**Required action**
Would you copy each line of the data below that has "private"?

**Data listing**
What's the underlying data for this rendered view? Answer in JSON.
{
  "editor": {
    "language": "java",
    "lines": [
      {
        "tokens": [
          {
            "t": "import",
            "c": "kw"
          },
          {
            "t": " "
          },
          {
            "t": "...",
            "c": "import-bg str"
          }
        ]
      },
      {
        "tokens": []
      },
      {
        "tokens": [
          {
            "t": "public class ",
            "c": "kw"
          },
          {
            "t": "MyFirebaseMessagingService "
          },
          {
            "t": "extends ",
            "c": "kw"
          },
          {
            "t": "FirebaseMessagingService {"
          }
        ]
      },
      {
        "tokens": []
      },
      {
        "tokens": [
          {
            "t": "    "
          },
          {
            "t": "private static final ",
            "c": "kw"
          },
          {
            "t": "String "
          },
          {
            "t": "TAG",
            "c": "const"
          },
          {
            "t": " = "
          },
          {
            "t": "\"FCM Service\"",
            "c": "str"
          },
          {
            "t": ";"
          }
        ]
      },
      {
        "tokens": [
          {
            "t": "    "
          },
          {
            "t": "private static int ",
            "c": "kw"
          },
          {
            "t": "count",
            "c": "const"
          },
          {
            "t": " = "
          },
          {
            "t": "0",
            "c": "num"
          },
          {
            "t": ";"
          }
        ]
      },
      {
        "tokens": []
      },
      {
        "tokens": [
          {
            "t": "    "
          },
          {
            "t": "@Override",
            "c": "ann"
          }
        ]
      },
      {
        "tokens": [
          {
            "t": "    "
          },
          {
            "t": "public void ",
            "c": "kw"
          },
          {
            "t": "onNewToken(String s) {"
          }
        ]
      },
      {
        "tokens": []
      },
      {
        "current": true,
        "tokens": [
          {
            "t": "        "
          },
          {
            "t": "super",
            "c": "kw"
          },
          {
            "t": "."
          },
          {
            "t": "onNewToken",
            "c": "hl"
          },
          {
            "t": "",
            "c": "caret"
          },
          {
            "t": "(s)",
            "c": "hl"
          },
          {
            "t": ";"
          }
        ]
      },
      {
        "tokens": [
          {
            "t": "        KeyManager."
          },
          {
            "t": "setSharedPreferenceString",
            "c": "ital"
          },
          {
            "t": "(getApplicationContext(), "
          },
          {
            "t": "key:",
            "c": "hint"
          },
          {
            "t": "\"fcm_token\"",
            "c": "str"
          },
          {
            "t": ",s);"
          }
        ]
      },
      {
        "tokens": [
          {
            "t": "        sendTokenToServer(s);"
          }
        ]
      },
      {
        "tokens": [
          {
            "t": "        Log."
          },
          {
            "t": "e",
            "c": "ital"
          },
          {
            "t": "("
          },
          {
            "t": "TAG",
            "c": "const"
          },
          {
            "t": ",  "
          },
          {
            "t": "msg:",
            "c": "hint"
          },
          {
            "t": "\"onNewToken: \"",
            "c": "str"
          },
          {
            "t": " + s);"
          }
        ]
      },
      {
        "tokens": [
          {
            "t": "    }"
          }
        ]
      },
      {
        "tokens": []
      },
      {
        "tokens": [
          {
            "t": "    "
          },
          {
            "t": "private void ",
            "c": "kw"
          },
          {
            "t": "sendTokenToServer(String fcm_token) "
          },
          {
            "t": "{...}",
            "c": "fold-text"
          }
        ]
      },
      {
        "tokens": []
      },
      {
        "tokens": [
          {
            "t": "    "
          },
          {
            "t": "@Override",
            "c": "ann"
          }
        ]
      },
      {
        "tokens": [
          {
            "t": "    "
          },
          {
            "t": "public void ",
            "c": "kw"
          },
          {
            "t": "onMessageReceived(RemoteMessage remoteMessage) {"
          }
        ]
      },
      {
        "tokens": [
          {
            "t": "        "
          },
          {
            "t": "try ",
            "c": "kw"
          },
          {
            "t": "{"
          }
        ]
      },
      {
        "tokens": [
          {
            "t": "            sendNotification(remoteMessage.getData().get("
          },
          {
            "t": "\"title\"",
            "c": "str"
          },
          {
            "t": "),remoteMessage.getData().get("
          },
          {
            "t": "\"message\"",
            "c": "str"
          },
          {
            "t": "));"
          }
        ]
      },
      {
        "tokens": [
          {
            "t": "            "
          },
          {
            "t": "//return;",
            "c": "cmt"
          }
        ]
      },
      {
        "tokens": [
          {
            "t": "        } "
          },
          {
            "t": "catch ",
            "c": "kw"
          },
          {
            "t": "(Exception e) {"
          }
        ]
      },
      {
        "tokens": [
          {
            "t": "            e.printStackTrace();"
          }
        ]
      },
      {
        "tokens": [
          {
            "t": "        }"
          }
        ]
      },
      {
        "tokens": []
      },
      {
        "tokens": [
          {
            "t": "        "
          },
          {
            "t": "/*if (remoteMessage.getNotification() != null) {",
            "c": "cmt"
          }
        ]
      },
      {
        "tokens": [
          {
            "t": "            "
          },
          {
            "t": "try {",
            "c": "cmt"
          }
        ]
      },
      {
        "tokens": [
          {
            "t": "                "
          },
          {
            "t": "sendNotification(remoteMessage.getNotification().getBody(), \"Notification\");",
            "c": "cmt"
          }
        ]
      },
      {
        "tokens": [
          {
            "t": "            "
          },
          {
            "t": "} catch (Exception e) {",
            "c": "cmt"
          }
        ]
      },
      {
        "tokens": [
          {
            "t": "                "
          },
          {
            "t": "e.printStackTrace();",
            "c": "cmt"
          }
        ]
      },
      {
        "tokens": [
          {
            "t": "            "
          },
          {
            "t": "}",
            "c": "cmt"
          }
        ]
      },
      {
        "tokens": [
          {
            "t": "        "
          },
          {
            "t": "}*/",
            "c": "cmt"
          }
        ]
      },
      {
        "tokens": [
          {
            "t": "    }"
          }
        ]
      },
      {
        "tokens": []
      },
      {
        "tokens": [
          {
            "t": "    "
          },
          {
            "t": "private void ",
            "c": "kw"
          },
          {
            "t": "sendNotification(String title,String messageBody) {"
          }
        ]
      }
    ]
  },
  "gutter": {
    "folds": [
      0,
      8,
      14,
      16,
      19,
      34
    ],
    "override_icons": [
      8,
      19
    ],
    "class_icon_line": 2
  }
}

**Response to this exercise**
            "t": "private static final ",
            "t": "private static int ",
            "t": "private void ",
            "t": "private void ",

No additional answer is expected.